5-INGREDIENT STRAWBERRY SALSA
This 5-Ingredient Strawberry Salsa is sweet, simple to make, and so delicious!
PREP TIME: 10 MINS COOK TIME: 0 MINS TOTAL TIME: 10 MINS
1 pint strawberries, hulled and finely diced
1 jalapeno, stem and seeds removed, finely diced
half of a small red onion, peeled and finely diced (about 1/2 cup)
2/3 cup finely-chopped fresh cilantro, loosely-packed
Cucumbers have made their appearance at the market. They are delicious to eat by themselves, either sliced or cut into spears, added to a sandwich for some crunch or diced into a salad. Here is a recipe with picnic salad season in mind.
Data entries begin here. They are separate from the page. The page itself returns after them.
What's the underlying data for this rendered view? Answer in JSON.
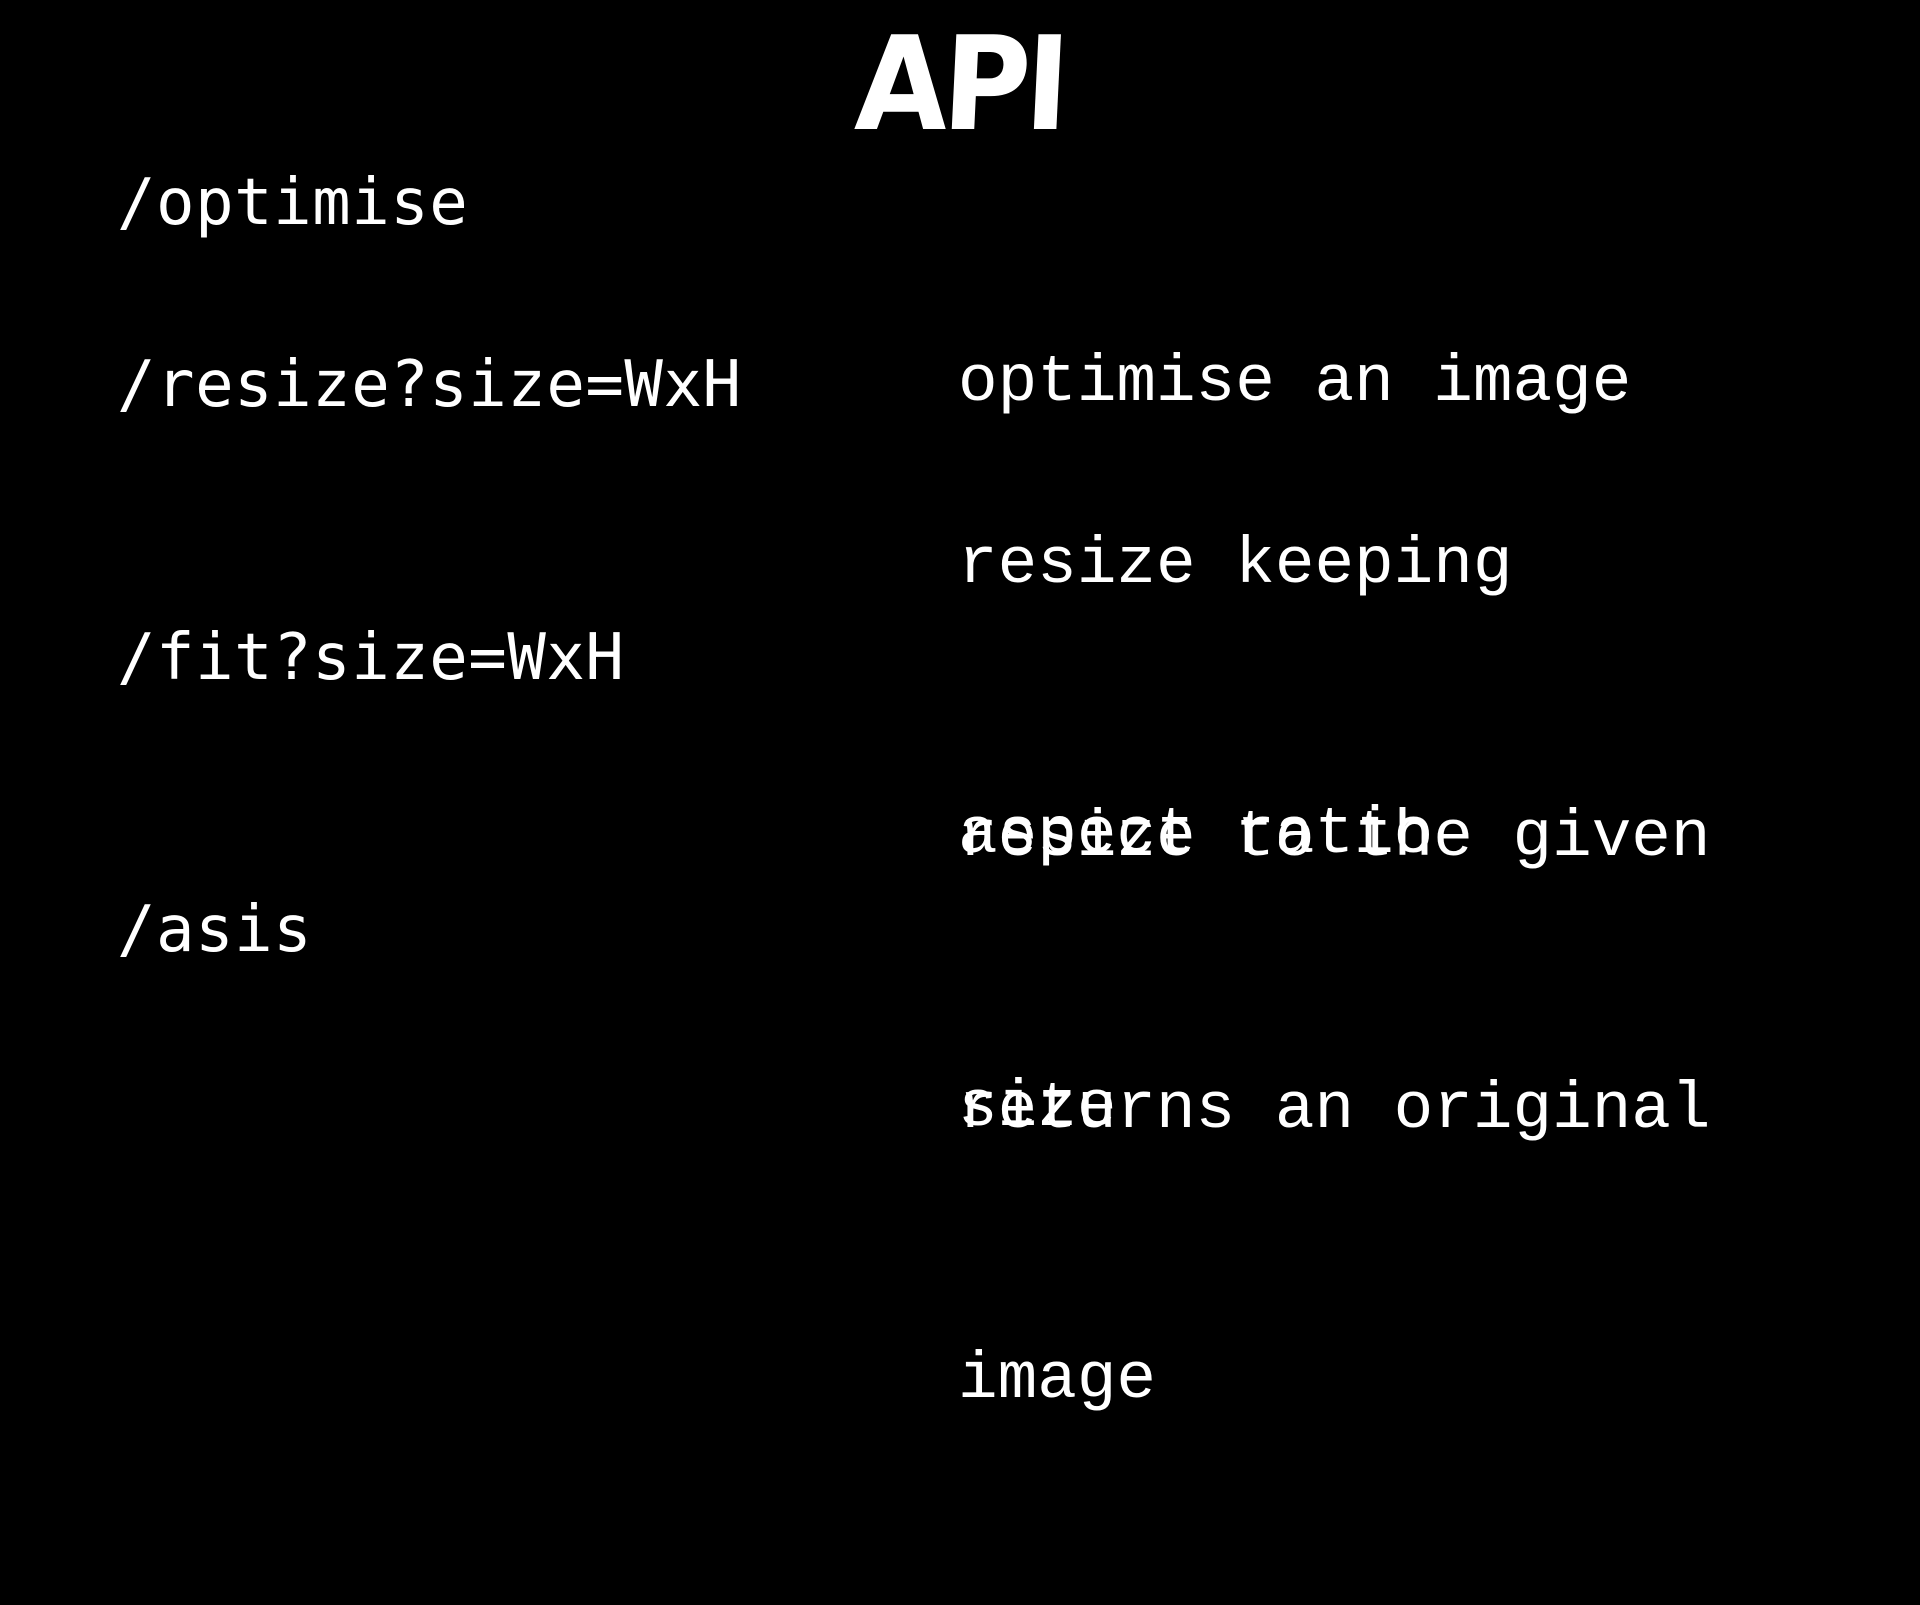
{
  "slide": {
    "title": "API",
    "background_color": "#000000",
    "text_color": "#ffffff",
    "rows": [
      {
        "endpoint": "/optimise",
        "description_lines": [
          "optimise an image"
        ]
      },
      {
        "endpoint": "/resize?size=WxH",
        "description_lines": [
          "resize keeping",
          "aspect ratio"
        ]
      },
      {
        "endpoint": "/fit?size=WxH",
        "description_lines": [
          "resize to the given",
          "size"
        ]
      },
      {
        "endpoint": "/asis",
        "description_lines": [
          "returns an original",
          "image"
        ]
      }
    ]
  }
}
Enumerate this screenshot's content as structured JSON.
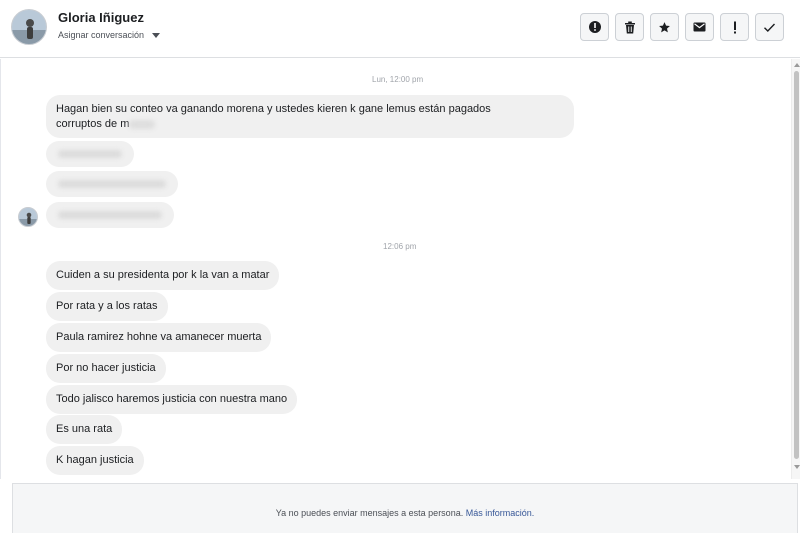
{
  "header": {
    "contact_name": "Gloria Iñiguez",
    "assign_label": "Asignar conversación",
    "avatar_icon": "profile-photo",
    "actions": [
      {
        "name": "report-button",
        "icon": "exclamation-circle-icon"
      },
      {
        "name": "delete-button",
        "icon": "trash-icon"
      },
      {
        "name": "star-button",
        "icon": "star-icon"
      },
      {
        "name": "mark-unread-button",
        "icon": "envelope-icon"
      },
      {
        "name": "flag-button",
        "icon": "exclamation-icon"
      },
      {
        "name": "done-button",
        "icon": "checkmark-icon"
      }
    ]
  },
  "conversation": {
    "timestamp_1": "Lun, 12:00 pm",
    "timestamp_2": "12:06 pm",
    "first_message_line1": "Hagan bien su conteo va ganando morena y ustedes kieren k gane lemus están pagados",
    "first_message_line2": "corruptos de m",
    "messages": [
      "Cuiden a su presidenta por k la van a matar",
      "Por rata y a los ratas",
      "Paula ramirez hohne va amanecer muerta",
      "Por no hacer justicia",
      "Todo jalisco haremos justicia con nuestra mano",
      "Es una rata",
      "K hagan justicia"
    ]
  },
  "footer": {
    "notice": "Ya no puedes enviar mensajes a esta persona.",
    "link": "Más información."
  },
  "colors": {
    "bubble": "#f0f0f0",
    "link": "#385898",
    "border": "#dddfe2"
  }
}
Collard Greens are one of the hearty greens available in the spring at the Downtown Marquette Farmers Market. In many recipes spinach, kale and collard greens can be used interchangeably. Some recipes for collard greens suggest boiling first, then sauteing. I like the technique, quickness and bright color of this recipe.
Robust collards, part of the cabbage family, are a culinary staple in the South, where they’re traditionally cooked in a long, slow braise. However, with their surprisingly mild taste (there’s just a hint of bitterness), these greens also lend themselves to faster recipes and work with hearty and light flavors alike. They’re chock-full of vitamins B6, C, and E, and are an excellent source of calcium, folate, and beta-carotene.
There is a wide variety of spring greens available at the Downtown Marquette Farmers Market. One of the smaller types are microgreens or plant shoots. They are fabulous on sandwiches or salads, but can also be made into Pesto. Since it will be a little while before locally grown basil is in season, try pea shoots. No need to wait for tasty pesto.
Favorite recipe: Pea Shoot Pesto
When I have peas in full harvest, I make this all the time:
3 cups pea shoots, chopped
1/2 cup roasted almonds
1/2 cup grated Parmesan
2 cloves garlic
1/3 cup olive oil
Combine all in a food processor until it resembles a paste. Salt to taste.